*** Listed entries Section Begins ***
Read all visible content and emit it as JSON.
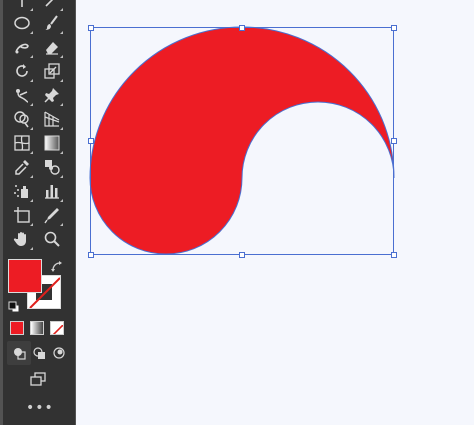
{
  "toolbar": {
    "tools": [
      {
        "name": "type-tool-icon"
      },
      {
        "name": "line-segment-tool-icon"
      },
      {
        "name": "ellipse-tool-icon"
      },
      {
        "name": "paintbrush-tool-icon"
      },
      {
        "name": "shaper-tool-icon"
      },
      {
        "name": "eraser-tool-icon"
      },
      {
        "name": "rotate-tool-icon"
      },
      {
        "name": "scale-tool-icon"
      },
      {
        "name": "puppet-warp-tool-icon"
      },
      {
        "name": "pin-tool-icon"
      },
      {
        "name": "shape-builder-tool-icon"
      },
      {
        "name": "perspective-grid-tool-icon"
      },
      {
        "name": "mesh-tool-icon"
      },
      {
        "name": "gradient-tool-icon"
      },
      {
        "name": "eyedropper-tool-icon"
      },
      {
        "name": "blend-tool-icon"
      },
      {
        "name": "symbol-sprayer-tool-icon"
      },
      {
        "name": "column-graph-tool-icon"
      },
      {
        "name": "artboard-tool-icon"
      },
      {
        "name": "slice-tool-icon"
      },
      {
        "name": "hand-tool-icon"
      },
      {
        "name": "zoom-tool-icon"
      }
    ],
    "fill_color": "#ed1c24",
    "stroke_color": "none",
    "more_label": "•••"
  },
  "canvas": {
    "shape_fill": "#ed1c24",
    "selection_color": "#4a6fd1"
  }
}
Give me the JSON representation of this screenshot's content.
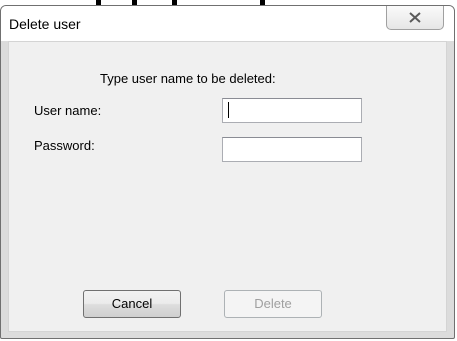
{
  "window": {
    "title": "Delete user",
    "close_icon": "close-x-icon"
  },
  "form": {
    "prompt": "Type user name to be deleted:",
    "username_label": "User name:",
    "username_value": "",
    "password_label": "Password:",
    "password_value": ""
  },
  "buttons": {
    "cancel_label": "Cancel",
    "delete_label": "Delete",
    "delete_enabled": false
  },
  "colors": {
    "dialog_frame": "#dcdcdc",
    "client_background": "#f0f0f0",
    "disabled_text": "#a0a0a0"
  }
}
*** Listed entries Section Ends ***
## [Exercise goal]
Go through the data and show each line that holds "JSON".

## [Answer box]
Read all visible content and emit it as JSON.
Give me the JSON representation of this screenshot's content.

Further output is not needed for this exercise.